[Data items]
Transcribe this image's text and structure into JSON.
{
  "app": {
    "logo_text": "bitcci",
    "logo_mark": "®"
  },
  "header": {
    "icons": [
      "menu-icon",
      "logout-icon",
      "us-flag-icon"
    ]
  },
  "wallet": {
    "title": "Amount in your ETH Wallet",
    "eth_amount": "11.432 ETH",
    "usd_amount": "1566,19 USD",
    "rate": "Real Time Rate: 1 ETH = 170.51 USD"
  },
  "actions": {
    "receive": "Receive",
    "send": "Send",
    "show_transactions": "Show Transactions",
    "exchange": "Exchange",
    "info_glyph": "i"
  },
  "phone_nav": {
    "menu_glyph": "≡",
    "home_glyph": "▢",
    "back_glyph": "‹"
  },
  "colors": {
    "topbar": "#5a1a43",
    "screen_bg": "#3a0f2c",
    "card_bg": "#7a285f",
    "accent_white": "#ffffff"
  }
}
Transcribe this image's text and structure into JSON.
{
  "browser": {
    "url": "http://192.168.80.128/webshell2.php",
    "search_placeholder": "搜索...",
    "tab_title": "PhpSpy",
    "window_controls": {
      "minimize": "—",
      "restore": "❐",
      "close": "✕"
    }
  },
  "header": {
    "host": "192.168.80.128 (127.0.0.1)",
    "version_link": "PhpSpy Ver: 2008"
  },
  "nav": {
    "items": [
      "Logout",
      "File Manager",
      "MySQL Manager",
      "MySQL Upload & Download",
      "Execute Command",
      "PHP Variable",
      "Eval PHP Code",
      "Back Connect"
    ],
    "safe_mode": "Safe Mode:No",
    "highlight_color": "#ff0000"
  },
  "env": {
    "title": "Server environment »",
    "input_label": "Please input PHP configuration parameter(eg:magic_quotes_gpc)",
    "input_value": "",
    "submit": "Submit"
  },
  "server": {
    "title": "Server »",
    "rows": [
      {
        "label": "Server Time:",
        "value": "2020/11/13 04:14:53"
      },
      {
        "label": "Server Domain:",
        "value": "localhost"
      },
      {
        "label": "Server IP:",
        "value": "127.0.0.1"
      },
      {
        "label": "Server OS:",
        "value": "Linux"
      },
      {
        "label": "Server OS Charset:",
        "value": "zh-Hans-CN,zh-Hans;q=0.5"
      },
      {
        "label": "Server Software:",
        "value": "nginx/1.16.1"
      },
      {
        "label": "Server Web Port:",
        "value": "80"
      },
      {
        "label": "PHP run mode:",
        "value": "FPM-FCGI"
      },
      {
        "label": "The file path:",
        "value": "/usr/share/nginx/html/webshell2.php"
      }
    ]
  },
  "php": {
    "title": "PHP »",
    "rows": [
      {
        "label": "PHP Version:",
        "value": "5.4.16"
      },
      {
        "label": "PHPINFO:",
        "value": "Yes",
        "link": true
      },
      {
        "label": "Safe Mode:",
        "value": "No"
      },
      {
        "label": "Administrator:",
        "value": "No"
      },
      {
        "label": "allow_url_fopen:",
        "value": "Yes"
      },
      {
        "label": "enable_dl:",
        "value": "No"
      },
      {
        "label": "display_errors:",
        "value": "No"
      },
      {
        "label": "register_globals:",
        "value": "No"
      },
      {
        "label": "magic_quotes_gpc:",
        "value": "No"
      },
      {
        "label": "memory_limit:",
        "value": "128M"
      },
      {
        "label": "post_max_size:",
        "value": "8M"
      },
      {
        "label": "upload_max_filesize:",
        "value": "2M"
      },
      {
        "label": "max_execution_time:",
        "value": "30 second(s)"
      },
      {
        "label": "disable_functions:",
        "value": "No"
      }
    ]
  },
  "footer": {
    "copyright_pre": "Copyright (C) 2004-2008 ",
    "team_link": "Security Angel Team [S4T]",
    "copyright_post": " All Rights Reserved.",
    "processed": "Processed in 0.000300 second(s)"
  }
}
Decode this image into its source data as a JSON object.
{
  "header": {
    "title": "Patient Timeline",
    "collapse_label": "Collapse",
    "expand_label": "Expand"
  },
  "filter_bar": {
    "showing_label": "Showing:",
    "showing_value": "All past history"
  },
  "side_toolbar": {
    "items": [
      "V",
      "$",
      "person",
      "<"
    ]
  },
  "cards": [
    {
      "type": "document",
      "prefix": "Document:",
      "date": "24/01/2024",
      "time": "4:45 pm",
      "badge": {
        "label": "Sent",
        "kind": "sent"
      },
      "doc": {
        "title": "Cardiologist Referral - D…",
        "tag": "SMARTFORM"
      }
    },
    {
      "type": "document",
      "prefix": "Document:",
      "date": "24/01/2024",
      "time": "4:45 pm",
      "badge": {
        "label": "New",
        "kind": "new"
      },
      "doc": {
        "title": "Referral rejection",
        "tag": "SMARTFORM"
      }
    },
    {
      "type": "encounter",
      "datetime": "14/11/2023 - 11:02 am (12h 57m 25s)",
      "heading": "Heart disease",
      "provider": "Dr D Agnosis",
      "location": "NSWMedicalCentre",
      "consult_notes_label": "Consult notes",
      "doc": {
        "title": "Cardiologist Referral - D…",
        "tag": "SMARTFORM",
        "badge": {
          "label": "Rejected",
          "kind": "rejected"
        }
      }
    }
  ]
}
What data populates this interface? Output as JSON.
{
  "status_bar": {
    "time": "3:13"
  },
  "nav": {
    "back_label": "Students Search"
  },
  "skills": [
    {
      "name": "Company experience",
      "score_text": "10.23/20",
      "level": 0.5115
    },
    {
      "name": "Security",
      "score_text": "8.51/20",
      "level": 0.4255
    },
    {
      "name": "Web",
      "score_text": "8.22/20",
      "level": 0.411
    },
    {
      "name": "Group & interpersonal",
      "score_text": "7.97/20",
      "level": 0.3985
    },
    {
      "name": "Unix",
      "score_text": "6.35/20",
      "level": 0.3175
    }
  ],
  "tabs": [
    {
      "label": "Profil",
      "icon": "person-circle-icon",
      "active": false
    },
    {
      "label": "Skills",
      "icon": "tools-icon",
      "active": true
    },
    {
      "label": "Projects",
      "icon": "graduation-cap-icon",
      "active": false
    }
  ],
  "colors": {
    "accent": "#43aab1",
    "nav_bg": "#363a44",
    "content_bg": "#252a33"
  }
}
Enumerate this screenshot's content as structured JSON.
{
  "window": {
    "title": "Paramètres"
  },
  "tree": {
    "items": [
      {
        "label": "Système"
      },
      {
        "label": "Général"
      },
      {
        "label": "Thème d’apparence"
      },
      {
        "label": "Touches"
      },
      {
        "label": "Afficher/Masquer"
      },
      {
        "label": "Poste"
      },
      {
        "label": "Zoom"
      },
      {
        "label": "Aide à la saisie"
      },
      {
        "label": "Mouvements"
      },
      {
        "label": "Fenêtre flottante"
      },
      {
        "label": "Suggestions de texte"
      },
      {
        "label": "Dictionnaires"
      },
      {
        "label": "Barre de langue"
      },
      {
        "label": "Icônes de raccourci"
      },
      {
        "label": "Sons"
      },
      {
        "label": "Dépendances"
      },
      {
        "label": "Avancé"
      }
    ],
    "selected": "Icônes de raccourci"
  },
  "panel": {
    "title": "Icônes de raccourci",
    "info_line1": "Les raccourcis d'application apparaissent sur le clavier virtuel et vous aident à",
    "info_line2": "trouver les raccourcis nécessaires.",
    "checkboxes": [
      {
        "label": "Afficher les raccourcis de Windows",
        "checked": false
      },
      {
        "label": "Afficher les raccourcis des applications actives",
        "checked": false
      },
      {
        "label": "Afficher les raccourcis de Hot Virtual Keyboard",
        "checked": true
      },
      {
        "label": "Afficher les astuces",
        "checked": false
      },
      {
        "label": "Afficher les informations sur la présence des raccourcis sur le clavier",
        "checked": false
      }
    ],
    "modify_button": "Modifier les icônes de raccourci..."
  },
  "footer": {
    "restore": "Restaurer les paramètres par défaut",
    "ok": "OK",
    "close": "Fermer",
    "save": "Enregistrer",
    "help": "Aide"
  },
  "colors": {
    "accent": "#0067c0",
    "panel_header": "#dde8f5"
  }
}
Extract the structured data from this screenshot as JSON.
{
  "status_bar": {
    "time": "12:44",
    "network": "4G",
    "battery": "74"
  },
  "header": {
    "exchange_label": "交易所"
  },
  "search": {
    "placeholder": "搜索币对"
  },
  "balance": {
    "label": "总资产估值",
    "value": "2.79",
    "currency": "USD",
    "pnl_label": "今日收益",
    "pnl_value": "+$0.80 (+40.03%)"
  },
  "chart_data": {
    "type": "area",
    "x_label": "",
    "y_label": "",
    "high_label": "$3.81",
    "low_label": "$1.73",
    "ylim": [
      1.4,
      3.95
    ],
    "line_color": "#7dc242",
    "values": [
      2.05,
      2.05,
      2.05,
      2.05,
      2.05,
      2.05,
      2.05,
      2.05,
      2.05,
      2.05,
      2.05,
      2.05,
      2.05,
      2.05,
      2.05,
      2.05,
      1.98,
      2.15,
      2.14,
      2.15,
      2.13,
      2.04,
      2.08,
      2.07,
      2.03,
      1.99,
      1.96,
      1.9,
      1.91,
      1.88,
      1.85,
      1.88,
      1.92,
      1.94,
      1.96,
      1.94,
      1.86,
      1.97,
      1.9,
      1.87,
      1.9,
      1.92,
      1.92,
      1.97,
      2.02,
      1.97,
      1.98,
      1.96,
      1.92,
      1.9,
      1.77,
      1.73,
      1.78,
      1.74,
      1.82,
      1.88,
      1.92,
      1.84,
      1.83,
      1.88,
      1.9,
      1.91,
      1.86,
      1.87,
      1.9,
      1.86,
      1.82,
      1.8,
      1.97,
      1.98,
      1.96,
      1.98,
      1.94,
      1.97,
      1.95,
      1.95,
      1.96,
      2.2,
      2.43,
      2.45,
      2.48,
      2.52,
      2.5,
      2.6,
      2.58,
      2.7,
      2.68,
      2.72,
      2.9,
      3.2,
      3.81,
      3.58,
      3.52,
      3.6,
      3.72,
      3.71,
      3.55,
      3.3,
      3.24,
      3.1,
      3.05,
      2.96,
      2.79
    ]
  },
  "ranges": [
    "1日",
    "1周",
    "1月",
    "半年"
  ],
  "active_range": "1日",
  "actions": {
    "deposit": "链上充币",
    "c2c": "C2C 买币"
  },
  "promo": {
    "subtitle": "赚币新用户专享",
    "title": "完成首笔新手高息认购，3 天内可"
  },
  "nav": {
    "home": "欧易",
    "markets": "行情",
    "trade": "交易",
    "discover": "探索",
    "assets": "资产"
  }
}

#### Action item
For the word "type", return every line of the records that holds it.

#### Task output
      "type": "document",
      "type": "document",
      "type": "encounter",
    "type": "area",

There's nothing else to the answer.